→ **WHAT TO DO**
Below are records. Count every line containing the word "local" and give the number alone.

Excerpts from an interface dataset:
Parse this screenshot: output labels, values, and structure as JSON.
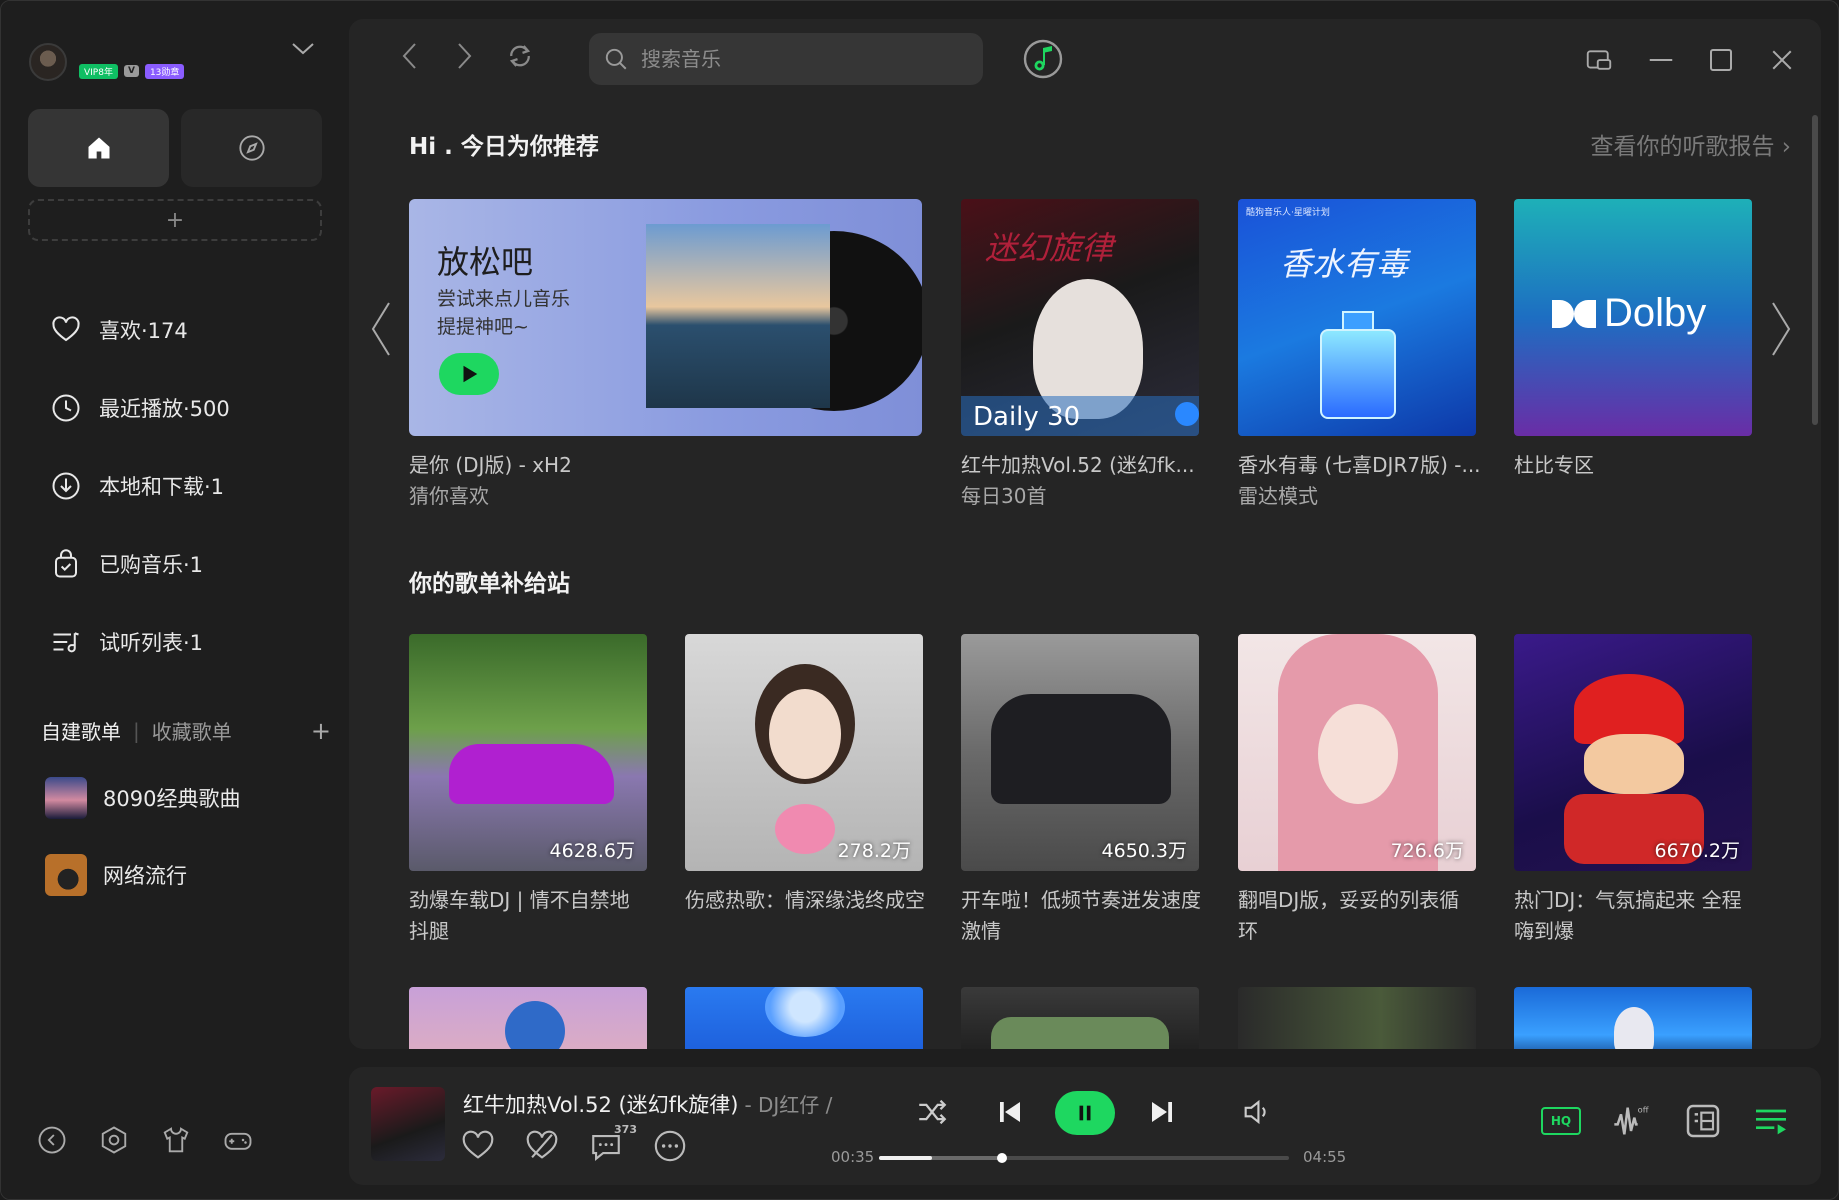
{
  "sidebar": {
    "profile": {
      "badge_vip": "VIP8年",
      "badge_v": "V",
      "badge_hz": "13勋章"
    },
    "add_tab_label": "+",
    "nav": [
      {
        "label": "喜欢·174",
        "icon": "heart-icon"
      },
      {
        "label": "最近播放·500",
        "icon": "clock-icon"
      },
      {
        "label": "本地和下载·1",
        "icon": "download-icon"
      },
      {
        "label": "已购音乐·1",
        "icon": "bag-icon"
      },
      {
        "label": "试听列表·1",
        "icon": "playlist-icon"
      }
    ],
    "playlist_tabs": {
      "own": "自建歌单",
      "separator": "|",
      "fav": "收藏歌单",
      "add": "+"
    },
    "playlists": [
      {
        "name": "8090经典歌曲"
      },
      {
        "name": "网络流行"
      }
    ]
  },
  "topbar": {
    "search_placeholder": "搜索音乐"
  },
  "recommend": {
    "title": "Hi . 今日为你推荐",
    "report_link": "查看你的听歌报告 ›",
    "feature": {
      "headline": "放松吧",
      "subtitle": "尝试来点儿音乐提提神吧~",
      "line1": "是你 (DJ版) - xH2",
      "line2": "猜你喜欢"
    },
    "cards": [
      {
        "line1": "红牛加热Vol.52 (迷幻fk...",
        "line2": "每日30首",
        "overlay": "Daily 30",
        "art_text": "迷幻旋律"
      },
      {
        "line1": "香水有毒 (七喜DJR7版) -...",
        "line2": "雷达模式",
        "art_text": "香水有毒",
        "art_top": "酷狗音乐人·星曜计划"
      },
      {
        "line1": "杜比专区",
        "line2": "",
        "art_text": "Dolby"
      }
    ]
  },
  "supply": {
    "title": "你的歌单补给站",
    "cards": [
      {
        "count": "4628.6万",
        "line1": "劲爆车载DJ | 情不自禁地",
        "line2": "抖腿"
      },
      {
        "count": "278.2万",
        "line1": "伤感热歌：情深缘浅终成空",
        "line2": ""
      },
      {
        "count": "4650.3万",
        "line1": "开车啦！低频节奏迸发速度",
        "line2": "激情"
      },
      {
        "count": "726.6万",
        "line1": "翻唱DJ版，妥妥的列表循",
        "line2": "环"
      },
      {
        "count": "6670.2万",
        "line1": "热门DJ：气氛搞起来 全程",
        "line2": "嗨到爆"
      }
    ]
  },
  "player": {
    "title": "红牛加热Vol.52 (迷幻fk旋律)",
    "artist": "- DJ红仔 /",
    "comment_count": "373",
    "time_current": "00:35",
    "time_total": "04:55",
    "progress": 0.3,
    "buffered": 0.13,
    "quality": "HQ"
  },
  "colors": {
    "accent": "#1ed760",
    "background": "#1e1e1e",
    "panel": "#252525"
  }
}
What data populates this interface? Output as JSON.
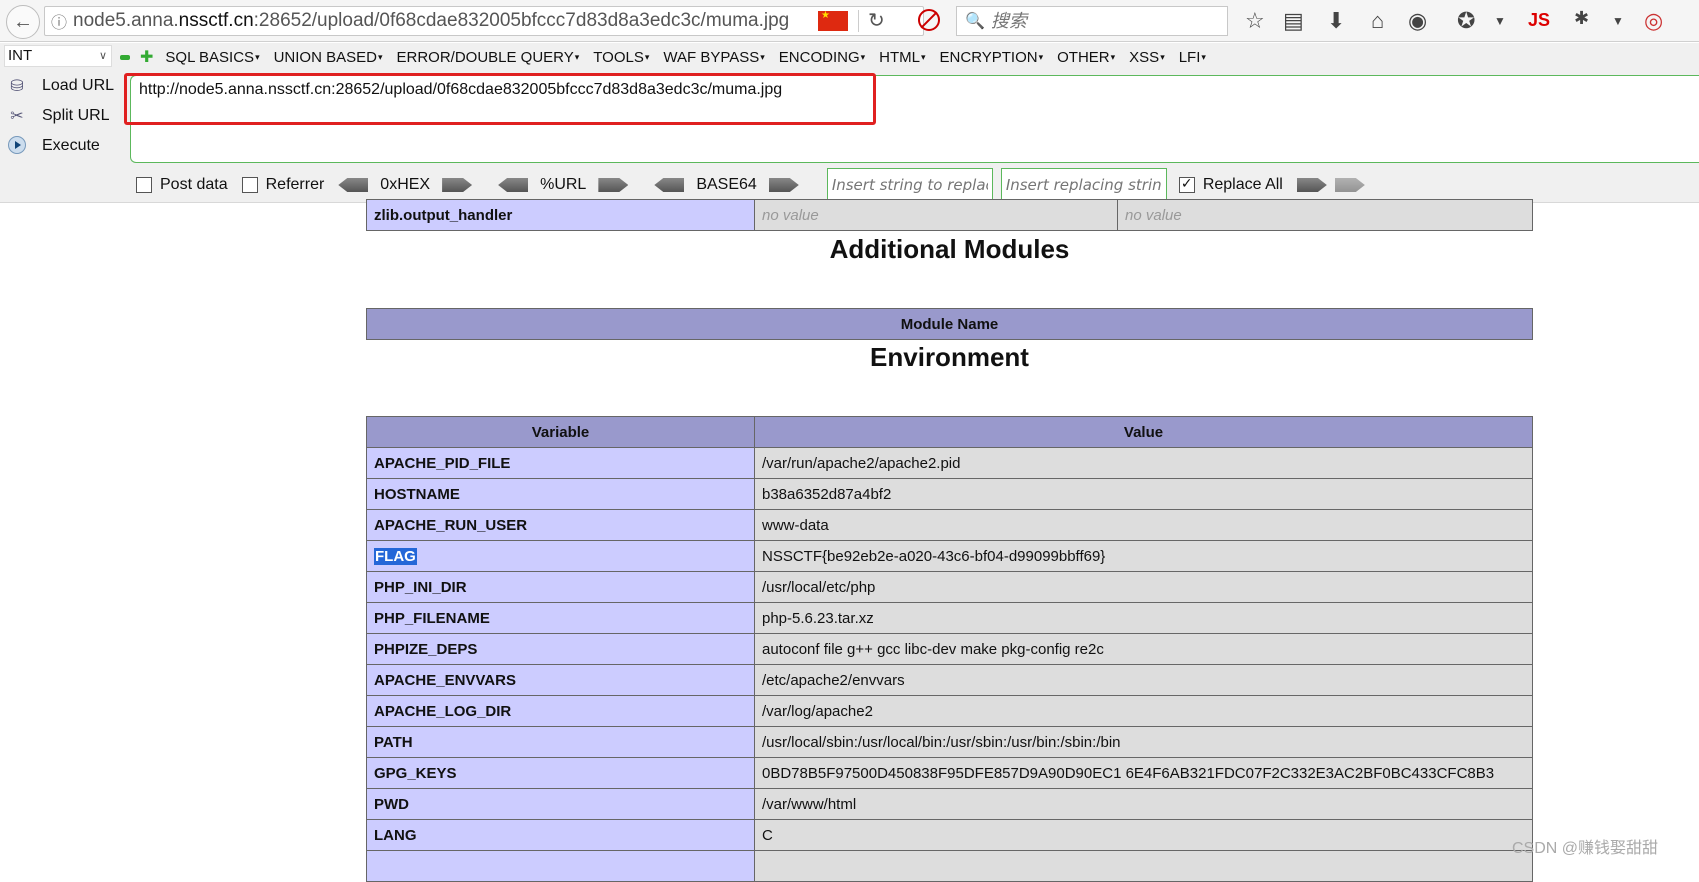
{
  "browser": {
    "url_prefix": "node5.anna.",
    "url_domain": "nssctf.cn",
    "url_suffix": ":28652/upload/0f68cdae832005bfccc7d83d8a3edc3c/muma.jpg",
    "search_placeholder": "搜索",
    "js_label": "JS"
  },
  "hackbar": {
    "select_value": "INT",
    "menus": [
      "SQL BASICS",
      "UNION BASED",
      "ERROR/DOUBLE QUERY",
      "TOOLS",
      "WAF BYPASS",
      "ENCODING",
      "HTML",
      "ENCRYPTION",
      "OTHER",
      "XSS",
      "LFI"
    ],
    "load_url": "Load URL",
    "split_url": "Split URL",
    "execute": "Execute",
    "url_value": "http://node5.anna.nssctf.cn:28652/upload/0f68cdae832005bfccc7d83d8a3edc3c/muma.jpg",
    "post_data": "Post data",
    "referrer": "Referrer",
    "hex": "0xHEX",
    "urlenc": "%URL",
    "base64": "BASE64",
    "replace_from_ph": "Insert string to replace",
    "replace_to_ph": "Insert replacing string",
    "replace_all": "Replace All"
  },
  "phpinfo": {
    "zlib_row": {
      "name": "zlib.output_handler",
      "local": "no value",
      "master": "no value"
    },
    "additional_modules_title": "Additional Modules",
    "module_name_header": "Module Name",
    "environment_title": "Environment",
    "env_headers": {
      "variable": "Variable",
      "value": "Value"
    },
    "env_rows": [
      {
        "name": "APACHE_PID_FILE",
        "value": "/var/run/apache2/apache2.pid"
      },
      {
        "name": "HOSTNAME",
        "value": "b38a6352d87a4bf2"
      },
      {
        "name": "APACHE_RUN_USER",
        "value": "www-data"
      },
      {
        "name": "FLAG",
        "value": "NSSCTF{be92eb2e-a020-43c6-bf04-d99099bbff69}"
      },
      {
        "name": "PHP_INI_DIR",
        "value": "/usr/local/etc/php"
      },
      {
        "name": "PHP_FILENAME",
        "value": "php-5.6.23.tar.xz"
      },
      {
        "name": "PHPIZE_DEPS",
        "value": "autoconf file g++ gcc libc-dev make pkg-config re2c"
      },
      {
        "name": "APACHE_ENVVARS",
        "value": "/etc/apache2/envvars"
      },
      {
        "name": "APACHE_LOG_DIR",
        "value": "/var/log/apache2"
      },
      {
        "name": "PATH",
        "value": "/usr/local/sbin:/usr/local/bin:/usr/sbin:/usr/bin:/sbin:/bin"
      },
      {
        "name": "GPG_KEYS",
        "value": "0BD78B5F97500D450838F95DFE857D9A90D90EC1 6E4F6AB321FDC07F2C332E3AC2BF0BC433CFC8B3"
      },
      {
        "name": "PWD",
        "value": "/var/www/html"
      },
      {
        "name": "LANG",
        "value": "C"
      }
    ]
  },
  "watermark": "CSDN @赚钱娶甜甜"
}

→ **RESULT OF THIS EXERCISE**
3